Killing of four Ladipo boys: Court hears N4b suit against Police, others October 21
Justice O. Sule-Amzat of a Lagos High Court, sitting in Yaba, has fixed October 21, for definite hearing of a suit filed by a human rights activist, Mr. Akaraka Chinwe Ezeonara, for alleged police killing of four Ladipo market traders.
The plaintiffs: Ezeonara; Chris Okpara; Remigus Ezenwane and Ifeanyi Okoye had on March 27, 2014, instituted a N4 billion fundamental rights enforcement suit against Inspector-General of Police (IGP), a former Lagos Commissioner of Police and Assistant Inspector General of Police (AIG), Marvelous Akpoyibo (retired), Attorney-General of the Federation (AGF), Attorney-General of Lagos State, Commissioner of Police, Lagos State and Divisional Police Officer, Aguda for alleged extra-judicial killing of four Ladipo market traders.
The traders: Anthony Ezenwafor, Chukwuemeka Ezeofor, Izuchukwu Ezeama, and Aloysius Osigwe were allegedly killed by the police on July 21, 2001.
At the resumed hearing of the case, the claimants’ counsel, Modupe Omo-Ekpadi from Falana and Falana Chambers, informed the court that all the respondents have been served the hearing notice, but expressed surprise that they were not in court.
The judge had sometime in June ordered that hearing notice be issued to the Nigeria Police and other respondents, before fixing September 27 for hearing, but the matter could not go on due to the new legal year activities.

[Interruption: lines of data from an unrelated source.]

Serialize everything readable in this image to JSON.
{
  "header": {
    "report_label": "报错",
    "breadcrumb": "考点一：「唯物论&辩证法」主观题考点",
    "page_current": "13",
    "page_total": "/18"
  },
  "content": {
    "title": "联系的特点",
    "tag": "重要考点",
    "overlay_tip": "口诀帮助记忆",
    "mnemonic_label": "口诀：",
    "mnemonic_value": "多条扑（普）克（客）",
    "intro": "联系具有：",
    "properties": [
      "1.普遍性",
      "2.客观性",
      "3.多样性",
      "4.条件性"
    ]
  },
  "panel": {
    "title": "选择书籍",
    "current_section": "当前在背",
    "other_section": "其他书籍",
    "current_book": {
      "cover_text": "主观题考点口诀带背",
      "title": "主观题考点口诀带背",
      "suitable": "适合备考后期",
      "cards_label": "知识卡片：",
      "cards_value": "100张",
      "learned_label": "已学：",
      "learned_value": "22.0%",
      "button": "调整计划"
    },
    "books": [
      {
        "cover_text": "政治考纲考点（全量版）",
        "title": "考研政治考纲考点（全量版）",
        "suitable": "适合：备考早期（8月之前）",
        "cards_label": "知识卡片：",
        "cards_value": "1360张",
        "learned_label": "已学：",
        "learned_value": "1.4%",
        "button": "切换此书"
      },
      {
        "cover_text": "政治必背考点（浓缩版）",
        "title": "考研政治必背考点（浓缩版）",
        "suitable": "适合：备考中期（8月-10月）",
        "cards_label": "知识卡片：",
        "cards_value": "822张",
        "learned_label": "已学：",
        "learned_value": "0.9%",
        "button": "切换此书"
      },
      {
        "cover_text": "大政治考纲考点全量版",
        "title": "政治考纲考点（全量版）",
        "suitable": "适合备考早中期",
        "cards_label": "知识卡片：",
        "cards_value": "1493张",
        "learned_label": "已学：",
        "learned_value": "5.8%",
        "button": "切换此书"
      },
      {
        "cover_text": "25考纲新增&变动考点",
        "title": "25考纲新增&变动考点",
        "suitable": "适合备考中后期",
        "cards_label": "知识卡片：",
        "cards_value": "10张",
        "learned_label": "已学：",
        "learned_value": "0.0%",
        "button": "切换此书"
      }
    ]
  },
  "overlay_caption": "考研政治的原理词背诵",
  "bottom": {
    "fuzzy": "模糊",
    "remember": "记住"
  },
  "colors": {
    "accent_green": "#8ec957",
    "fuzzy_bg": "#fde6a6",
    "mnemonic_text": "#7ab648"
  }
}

Following the absence of all the respondents’ counsel in court, Justice Sule- Amzat, ordered that definite hearing notice be issued to them and subsequently adjourned to October 31, 2022.
Recall that the case file was returned from the Court of Appeal for High Court to hear the suit denovo (afresh)
The appellate court had ordered in a judgment that the High Court should hear the suit following the dismissal of the suit by Justice Oyindamola Ogala.
Justice Ogala had in a ruling dismissed the application on the ground that the applicants can not commence the suit on behalf of the deceased persons.
Dissatisfied with the ruling, applicants through their counsel, Mrs. Funmi Falana filed an appeal.
The Court of Appeal in a judgment held that, it is clear that the action before the lower court was properly commenced under the Fundamental Rights Enforcement Procedure Rules because it was brought by an association for the purpose of enforcing the rights of its members that had been breached.